He learned to ranch from his grandfather, who once owned 100 acres. By the time his grandparents died, the land had been reduced to 12 acres, he said, because they could not secure loans from the USDA.
Smith’s experience was detailed in the Federation of Southern Cooperatives/Land Assistance Fund’s unsuccessful motion to intervene in Miller’s lawsuits.
“It’s common knowledge that white ranchers have access to credit that Black ranchers don’t have,” he said in a declaration submitted to the court. “That’s the way it’s always been.”
The debt relief program “was a lifesaver for my sons and me,” Smith said in the declaration. But the holdup, he said, has left them vulnerable to further land loss.
With the continuous land loss, Mills said many Black farmers and ranchers worry about future Black farmers’ prospects.
“You got to make it better for the next generations coming in,” Mills said. “We got to do something to help preserve that.”
Miller v. Vilsack
To successfully uphold the new law, Chase Cooper said the defendants need to outline how USDA practices caused Black and other socially disadvantaged farmers to financially suffer. Cooper — a partner with Winston & Strawn, who submitted the federation’s motion to join the suit — said the organization is better poised to fulfill that task than the USDA.
“Frankly, one should not expect the USDA to give the most robust portrayal of discrimination within itself,” Cooper said. “It’s very important for the people who stand to gain or lose from this litigation to be directly heard and to be a part of the lawsuit.”
While U.S. District Judge Reed O’Connor denied their motion in December, Cooper said the group is appealing that decision. O’Connor’s past rulings against a key Obamacare provision and transgender children’s right to use the bathroom of their identity have made his court a favorite among Texas conservatives.
Some big conservative names have gotten behind Miller’s lawsuit. The effort has been sponsored by America First Legal, a group founded by Stephen Miller and other Trump-era officials as a conservative version of the ACLU.
With the courts blocking the relief, the Biden administration sought to pass a new program through the Build Back Better Act. The proposed changes would grant debt relief eligibility based on economic insecurity rather than race. But Reuters reported in December that such changes would exclude thousands of the program’s originally intended recipients.
The lawsuit has overshadowed the work done by community-based organizations to provide assistance, Mills said, which hurts existing trust-building efforts. But when it comes to ensuring the health of Black agriculture and building trust, Mills said a big piece of that puzzle will be sustained commitment from government officials.
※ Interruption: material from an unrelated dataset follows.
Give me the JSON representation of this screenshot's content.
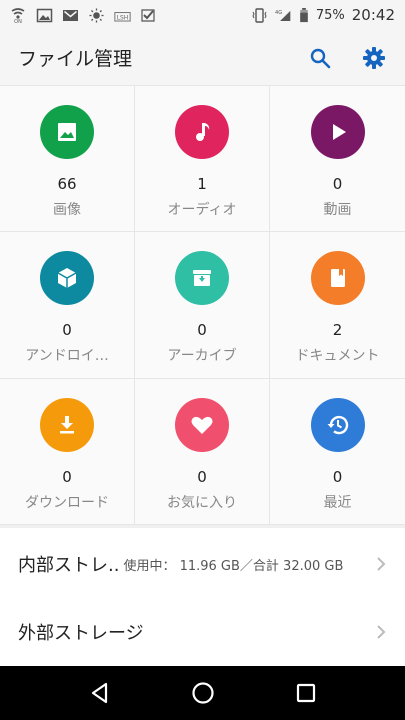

“People, they’ve seen a lot of talk,” Mills said. “They’re going to have to see some results.”